Exercise description:
For each line in the data below that holds "Main", return a copy.
*** Entries shown
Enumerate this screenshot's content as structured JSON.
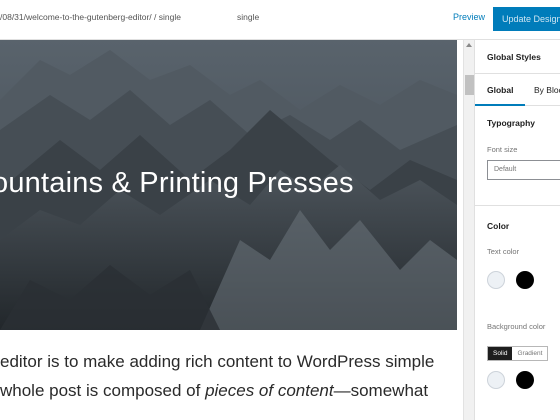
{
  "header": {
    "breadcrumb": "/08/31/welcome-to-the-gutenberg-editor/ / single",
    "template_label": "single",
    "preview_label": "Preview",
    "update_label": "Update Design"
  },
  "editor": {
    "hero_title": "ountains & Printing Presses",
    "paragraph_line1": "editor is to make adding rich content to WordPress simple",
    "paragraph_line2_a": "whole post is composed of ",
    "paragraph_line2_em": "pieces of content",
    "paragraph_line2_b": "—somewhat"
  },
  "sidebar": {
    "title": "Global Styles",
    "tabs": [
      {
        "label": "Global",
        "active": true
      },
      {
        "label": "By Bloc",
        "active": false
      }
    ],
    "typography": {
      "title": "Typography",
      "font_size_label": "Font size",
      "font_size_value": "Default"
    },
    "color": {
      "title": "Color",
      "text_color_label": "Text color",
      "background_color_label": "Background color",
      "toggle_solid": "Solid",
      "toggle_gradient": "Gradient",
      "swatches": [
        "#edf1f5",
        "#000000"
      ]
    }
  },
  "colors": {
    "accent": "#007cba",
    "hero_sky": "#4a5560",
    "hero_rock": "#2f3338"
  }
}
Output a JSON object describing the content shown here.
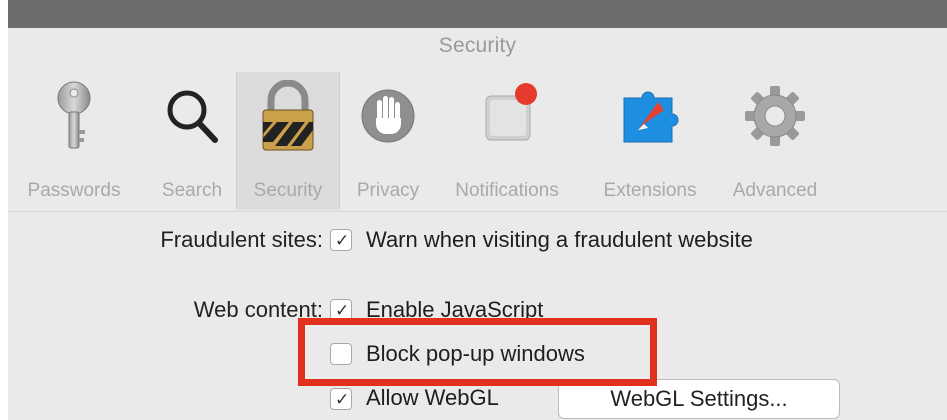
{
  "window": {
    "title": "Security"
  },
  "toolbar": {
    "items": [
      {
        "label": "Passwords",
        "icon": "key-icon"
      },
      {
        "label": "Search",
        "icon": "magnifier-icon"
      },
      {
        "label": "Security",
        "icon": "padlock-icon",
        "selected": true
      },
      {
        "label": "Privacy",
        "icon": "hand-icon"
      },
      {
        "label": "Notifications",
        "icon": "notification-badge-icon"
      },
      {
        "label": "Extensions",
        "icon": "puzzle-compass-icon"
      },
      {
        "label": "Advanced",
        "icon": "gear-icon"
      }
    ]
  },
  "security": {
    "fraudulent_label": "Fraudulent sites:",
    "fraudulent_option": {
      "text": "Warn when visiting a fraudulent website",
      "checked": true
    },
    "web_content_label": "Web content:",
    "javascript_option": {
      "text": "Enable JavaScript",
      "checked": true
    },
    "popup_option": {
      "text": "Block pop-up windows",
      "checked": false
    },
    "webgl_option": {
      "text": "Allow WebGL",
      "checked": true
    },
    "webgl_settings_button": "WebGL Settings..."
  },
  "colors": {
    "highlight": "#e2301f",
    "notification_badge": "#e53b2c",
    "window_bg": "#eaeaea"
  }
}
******
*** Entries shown
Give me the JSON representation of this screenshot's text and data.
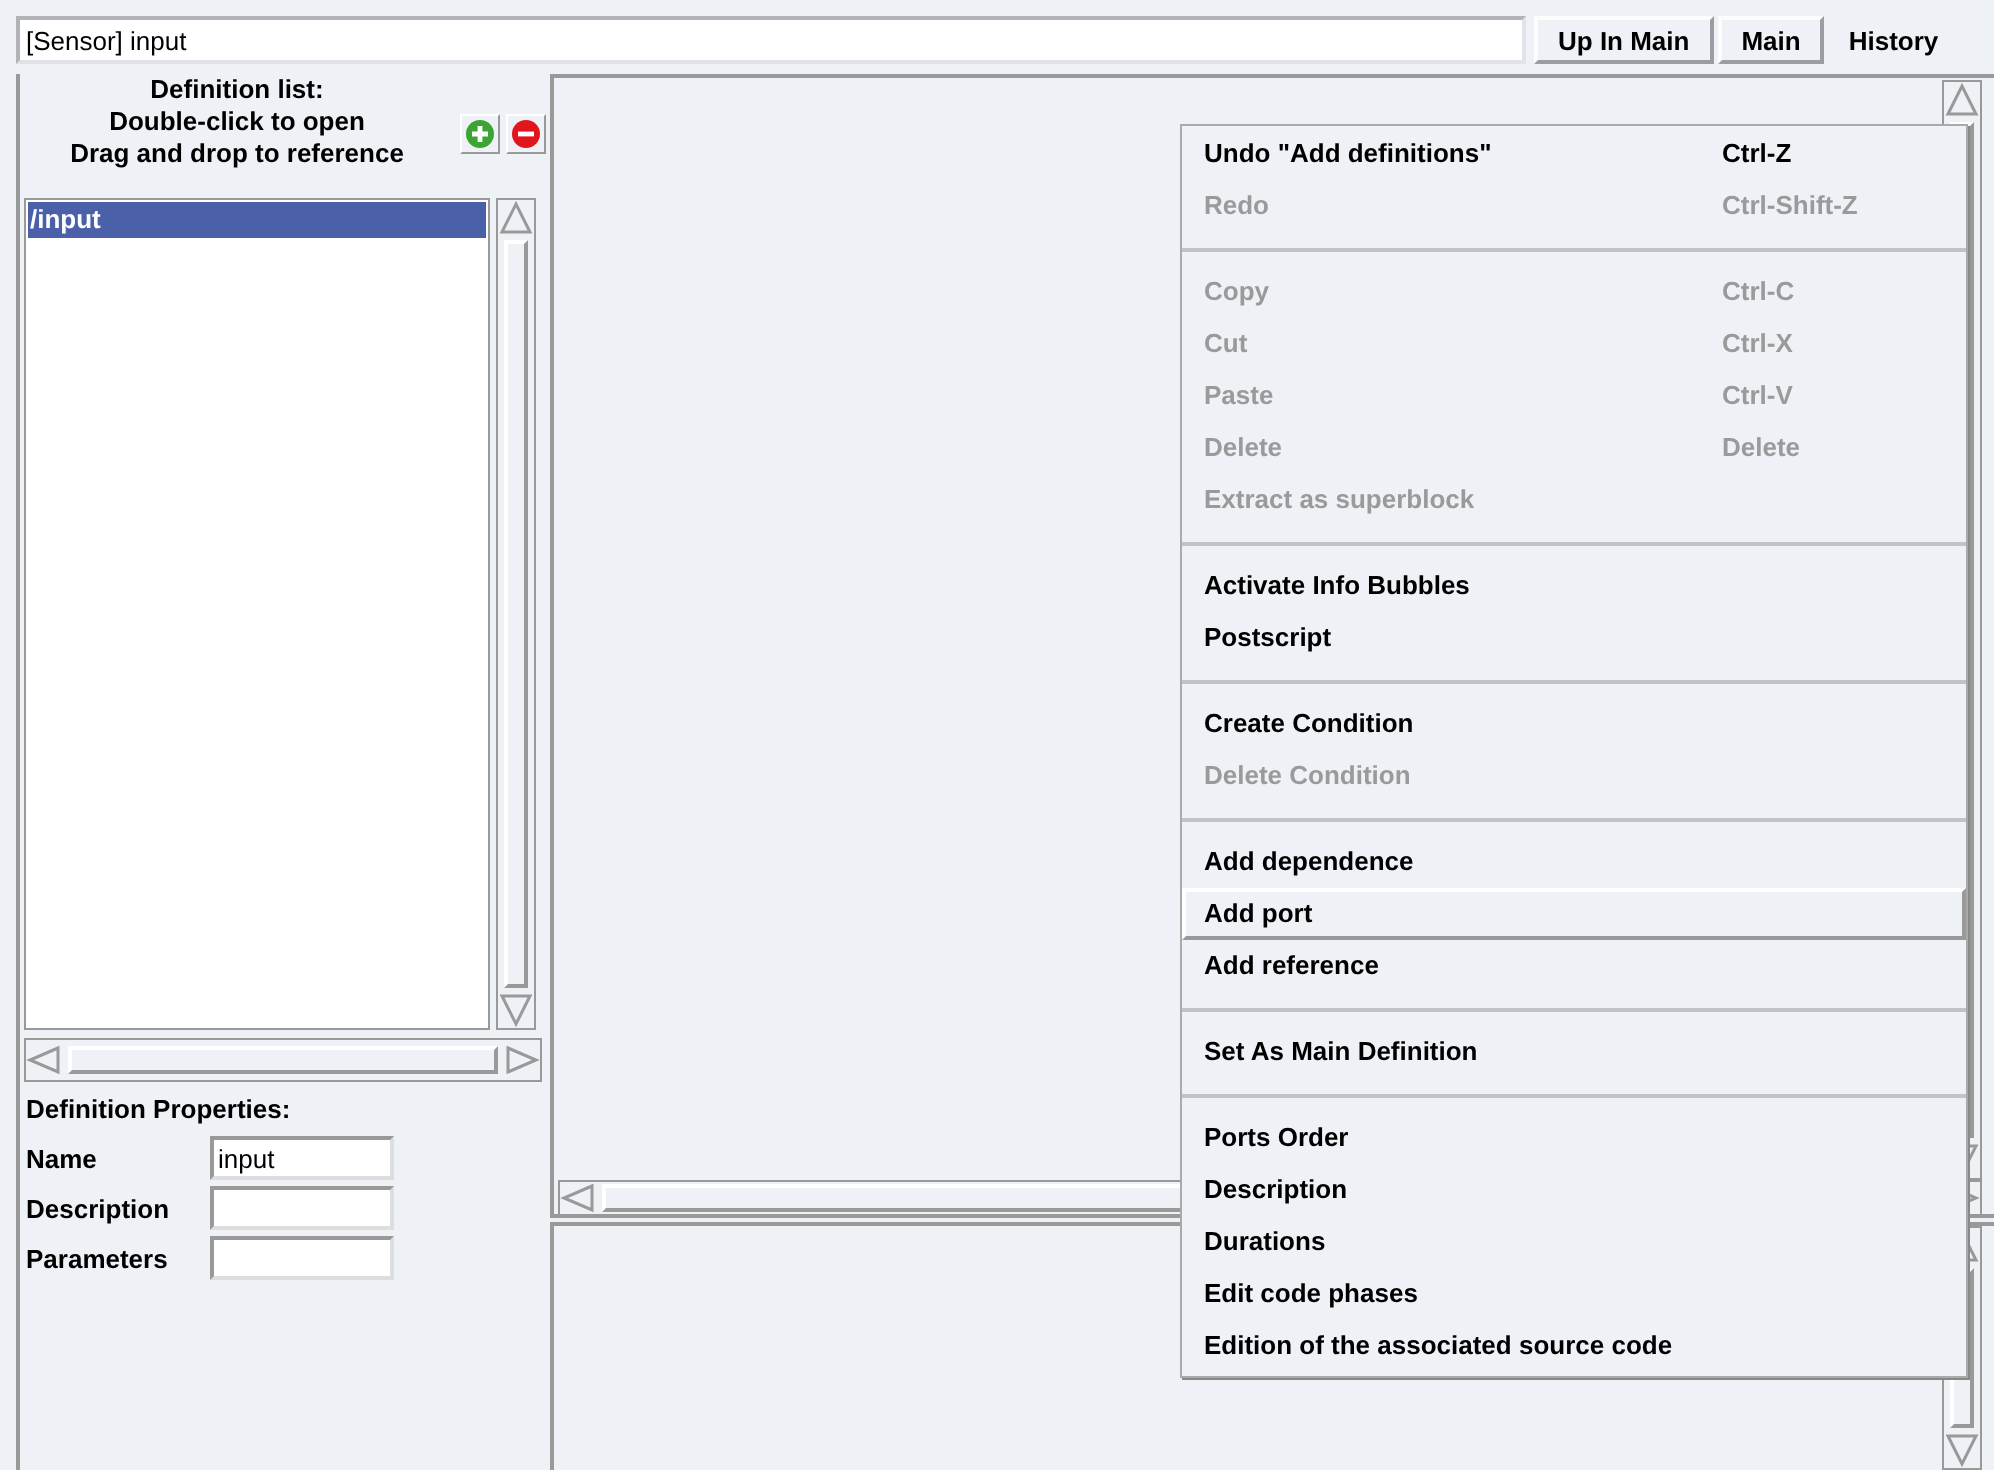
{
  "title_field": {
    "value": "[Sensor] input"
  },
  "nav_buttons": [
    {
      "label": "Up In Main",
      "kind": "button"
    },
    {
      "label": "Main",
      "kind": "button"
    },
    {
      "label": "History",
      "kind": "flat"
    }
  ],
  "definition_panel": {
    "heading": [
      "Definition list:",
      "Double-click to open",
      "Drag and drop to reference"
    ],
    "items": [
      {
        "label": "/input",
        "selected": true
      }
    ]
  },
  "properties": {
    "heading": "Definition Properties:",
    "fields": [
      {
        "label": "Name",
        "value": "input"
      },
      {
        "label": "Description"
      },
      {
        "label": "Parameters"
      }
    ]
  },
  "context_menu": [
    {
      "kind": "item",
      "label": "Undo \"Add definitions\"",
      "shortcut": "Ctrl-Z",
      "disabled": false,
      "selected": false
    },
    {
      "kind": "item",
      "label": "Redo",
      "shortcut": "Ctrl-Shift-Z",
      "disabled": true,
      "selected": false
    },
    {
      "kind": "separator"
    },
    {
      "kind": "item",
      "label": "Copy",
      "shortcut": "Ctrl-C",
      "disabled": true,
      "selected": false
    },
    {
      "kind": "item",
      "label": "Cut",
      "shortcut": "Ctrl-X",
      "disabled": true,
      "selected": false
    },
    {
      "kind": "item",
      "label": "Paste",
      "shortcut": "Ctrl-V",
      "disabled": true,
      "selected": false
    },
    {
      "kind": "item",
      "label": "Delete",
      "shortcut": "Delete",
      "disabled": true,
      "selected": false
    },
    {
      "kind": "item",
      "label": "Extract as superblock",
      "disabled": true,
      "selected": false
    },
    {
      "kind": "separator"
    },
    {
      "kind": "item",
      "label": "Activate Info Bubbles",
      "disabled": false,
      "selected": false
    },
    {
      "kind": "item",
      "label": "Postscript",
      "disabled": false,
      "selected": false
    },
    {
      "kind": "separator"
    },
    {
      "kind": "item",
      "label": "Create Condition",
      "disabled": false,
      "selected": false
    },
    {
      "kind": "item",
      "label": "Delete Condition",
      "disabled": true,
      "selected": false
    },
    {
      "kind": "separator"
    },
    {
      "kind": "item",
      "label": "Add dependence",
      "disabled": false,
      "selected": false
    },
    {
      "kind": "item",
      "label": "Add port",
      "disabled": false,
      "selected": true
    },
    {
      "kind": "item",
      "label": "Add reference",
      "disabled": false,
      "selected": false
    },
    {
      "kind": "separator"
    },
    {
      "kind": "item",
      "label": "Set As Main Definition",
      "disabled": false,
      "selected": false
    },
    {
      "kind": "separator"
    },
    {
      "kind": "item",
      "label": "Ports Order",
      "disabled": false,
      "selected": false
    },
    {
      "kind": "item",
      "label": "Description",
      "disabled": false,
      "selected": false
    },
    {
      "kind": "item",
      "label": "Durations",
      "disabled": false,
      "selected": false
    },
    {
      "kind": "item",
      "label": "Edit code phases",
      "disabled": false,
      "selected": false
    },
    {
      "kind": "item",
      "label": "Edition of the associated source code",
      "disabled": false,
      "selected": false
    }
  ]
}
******
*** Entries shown
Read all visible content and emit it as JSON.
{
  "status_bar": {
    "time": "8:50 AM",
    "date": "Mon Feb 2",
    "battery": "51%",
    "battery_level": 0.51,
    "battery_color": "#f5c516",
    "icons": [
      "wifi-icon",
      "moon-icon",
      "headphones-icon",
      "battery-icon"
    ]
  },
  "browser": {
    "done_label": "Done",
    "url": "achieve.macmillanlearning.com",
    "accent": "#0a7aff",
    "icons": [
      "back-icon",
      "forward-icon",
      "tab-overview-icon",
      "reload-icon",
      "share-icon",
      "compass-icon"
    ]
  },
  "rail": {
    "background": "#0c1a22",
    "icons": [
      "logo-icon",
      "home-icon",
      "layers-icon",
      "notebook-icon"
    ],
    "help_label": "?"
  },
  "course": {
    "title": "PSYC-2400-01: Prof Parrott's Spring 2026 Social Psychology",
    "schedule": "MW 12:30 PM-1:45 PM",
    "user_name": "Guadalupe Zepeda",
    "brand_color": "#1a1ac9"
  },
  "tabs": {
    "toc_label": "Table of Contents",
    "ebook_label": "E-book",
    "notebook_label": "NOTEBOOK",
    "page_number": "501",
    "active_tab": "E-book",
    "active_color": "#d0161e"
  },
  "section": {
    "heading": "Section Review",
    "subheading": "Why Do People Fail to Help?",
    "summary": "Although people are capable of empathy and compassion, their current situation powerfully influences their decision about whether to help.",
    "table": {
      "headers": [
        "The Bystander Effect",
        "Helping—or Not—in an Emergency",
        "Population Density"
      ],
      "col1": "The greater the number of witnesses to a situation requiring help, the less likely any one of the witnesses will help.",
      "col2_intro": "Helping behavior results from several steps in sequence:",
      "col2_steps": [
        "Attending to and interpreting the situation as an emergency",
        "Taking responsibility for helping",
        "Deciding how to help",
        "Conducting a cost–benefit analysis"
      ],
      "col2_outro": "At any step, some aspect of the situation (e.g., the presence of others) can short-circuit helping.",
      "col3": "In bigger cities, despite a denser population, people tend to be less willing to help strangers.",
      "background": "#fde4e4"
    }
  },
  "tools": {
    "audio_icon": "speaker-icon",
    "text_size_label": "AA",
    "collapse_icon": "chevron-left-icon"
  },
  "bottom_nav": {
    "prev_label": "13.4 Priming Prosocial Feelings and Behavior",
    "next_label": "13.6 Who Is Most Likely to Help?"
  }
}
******
Result:
      "label": "Up In Main",
      "label": "Main",
      "label": "Set As Main Definition",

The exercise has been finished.